TSC Research Article Summaries: Kidneys
Brian J Siroky , Hong Yin , Justin T. Babcock , Lu Lu , Anna R. Hellmann , Bradley P. Dixon , Lawrence A Quilliam , John J Bissler
Am J Physiol Renal Physiol. 2012 Sep 15;303(6):F831-44
What is the topic?
Effect of cellular stress on human renal angiomyolipomas.
What did the researchers hope to learn?
Mechanistic (or mammalian) target of rapamycin (mTOR) is a protein that regulates cell growth and other cellular functions. It is known that angiomyolipomas shrink with treatment with mTOR inhibitors such as sirolimus (Rapamune) or everolimus (Afinitor), but they often grow back after treatment is stopped. Researchers believe this is because mTOR inhibitors are cytostatic towards angiomyolipomas (i.e. stunt cell growth) instead of cytotoxic (kill cells). The researchers in this study wanted to uncover cell pathways that could be targeted to kill cells, instead of just slowing them down.
Who/what was studied?
Cells grown from human angiomyolipomas lacking TSC2 (TSC2 null) were compared to normalized cells expressing TSC2 to demonstrate that TSC2 null angiomyolipoma cells experience cellular stress of the endoplasmic reticulum (ER), an organelle in the cell that is responsible for protein folding and transport. In addition, researchers evaluated fixed tissue sections from human angiolipomas. The researchers also wanted to see if they could amplify ER stress in human angiolipoma cells by using an agent that inhibits the proteasome, which is a cellular unit that acts as a “trash can” for improperly folded proteins, and by doing so, induce cell death.
How was the study conducted?
Microscopic and molecular studies were performed to discern if TSC2 null human angiolipoma cells and human angiolipoma tissue are inhibited, but not killed by mTOR inhibition and to see if they demonstrate enhanced ER stress and are susceptible to death by proteasome inhibition.
What did the researchers find?

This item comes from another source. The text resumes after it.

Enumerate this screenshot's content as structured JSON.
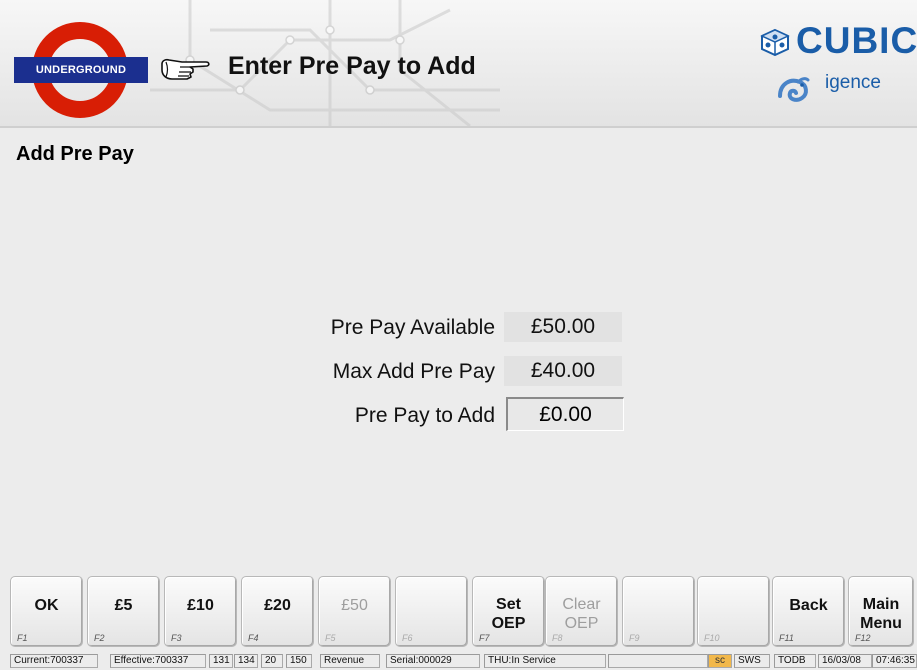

- There is molecular and microscopic evidence of ER stress in TSC2 null human angiomyolipoma cells and human angiomyolipoma tissue.
- Proteasome inhibition kills human angiomyolipoma cells.
- Proteasome inhibition and mTOR inhibition work together to kill human angiomyolipoma cells better than either agent alone.
What were the limitations of the study?
This study is promising, but the results are still preliminary because the experiments were performed in a laboratory on samples taken from the body (in vitro) rather than on live patients or animal models (in vivo).
What do the results mean for you?
Renal angiolipomas in TSC patients may respond better to combination therapy with a proteasome inhibitor and an mTOR inhibitor than an mTOR inhibitor alone. More studies are needed to determine whether this approach is beneficial.
This summary was written by Neera Nathan, third-year medical student at the George Washington University, Washington DC and Doris Duke Clinical Research Scholar studying the dermatologic manifestations of TSC in the laboratory of Thomas Darling, MD, PhD (December 2014).